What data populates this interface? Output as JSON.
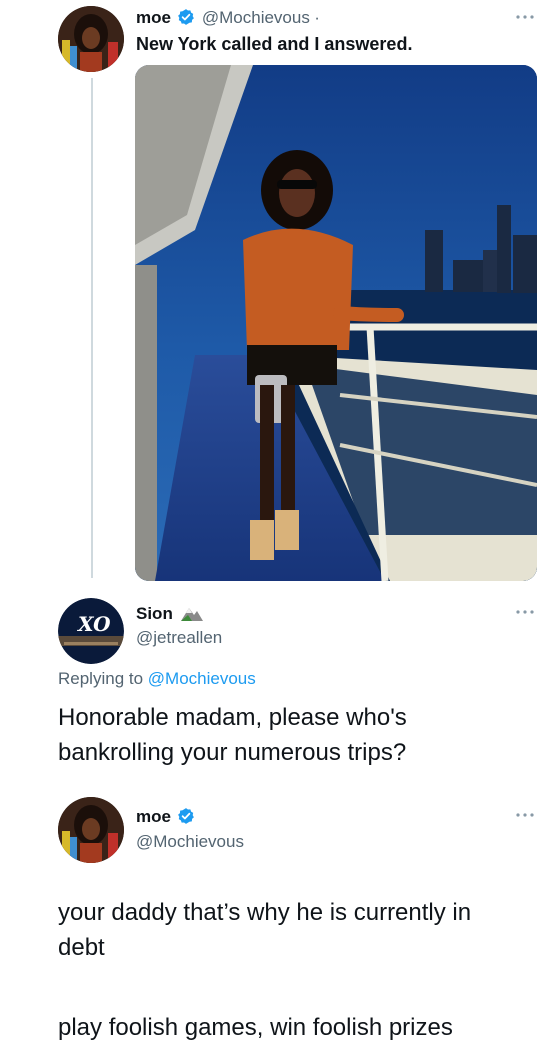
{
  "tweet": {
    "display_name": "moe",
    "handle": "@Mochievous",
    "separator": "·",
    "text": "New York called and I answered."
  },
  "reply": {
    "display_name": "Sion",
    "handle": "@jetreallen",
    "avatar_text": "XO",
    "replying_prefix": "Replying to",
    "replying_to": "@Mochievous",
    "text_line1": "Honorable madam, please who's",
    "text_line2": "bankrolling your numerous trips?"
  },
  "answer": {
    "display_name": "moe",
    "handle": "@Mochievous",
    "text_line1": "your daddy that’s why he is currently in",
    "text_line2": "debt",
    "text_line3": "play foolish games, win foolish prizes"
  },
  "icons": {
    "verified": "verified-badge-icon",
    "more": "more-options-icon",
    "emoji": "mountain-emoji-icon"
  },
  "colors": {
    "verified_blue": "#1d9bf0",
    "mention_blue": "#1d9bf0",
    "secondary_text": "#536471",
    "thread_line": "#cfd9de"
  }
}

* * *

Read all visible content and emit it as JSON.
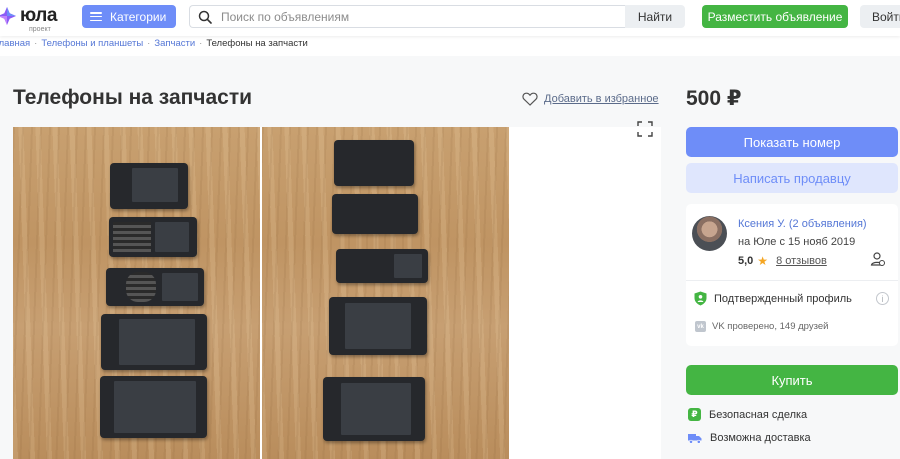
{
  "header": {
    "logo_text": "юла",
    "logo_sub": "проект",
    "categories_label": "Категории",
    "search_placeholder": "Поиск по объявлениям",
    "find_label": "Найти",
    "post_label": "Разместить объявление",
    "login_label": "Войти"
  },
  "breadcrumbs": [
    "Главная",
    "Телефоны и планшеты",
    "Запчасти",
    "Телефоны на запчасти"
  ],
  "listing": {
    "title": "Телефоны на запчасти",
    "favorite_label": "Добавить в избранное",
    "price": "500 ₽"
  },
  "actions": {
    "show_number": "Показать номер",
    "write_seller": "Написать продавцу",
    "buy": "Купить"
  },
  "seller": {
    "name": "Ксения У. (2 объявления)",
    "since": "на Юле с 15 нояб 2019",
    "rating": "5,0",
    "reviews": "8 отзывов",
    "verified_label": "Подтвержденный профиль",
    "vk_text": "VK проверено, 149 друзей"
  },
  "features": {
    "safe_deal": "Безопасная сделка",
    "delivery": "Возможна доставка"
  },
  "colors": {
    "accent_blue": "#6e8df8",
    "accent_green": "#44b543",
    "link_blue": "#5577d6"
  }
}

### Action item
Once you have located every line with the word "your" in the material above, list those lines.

### Completed exercise
    "text_line2": "bankrolling your numerous trips?"
    "text_line1": "your daddy that’s why he is currently in",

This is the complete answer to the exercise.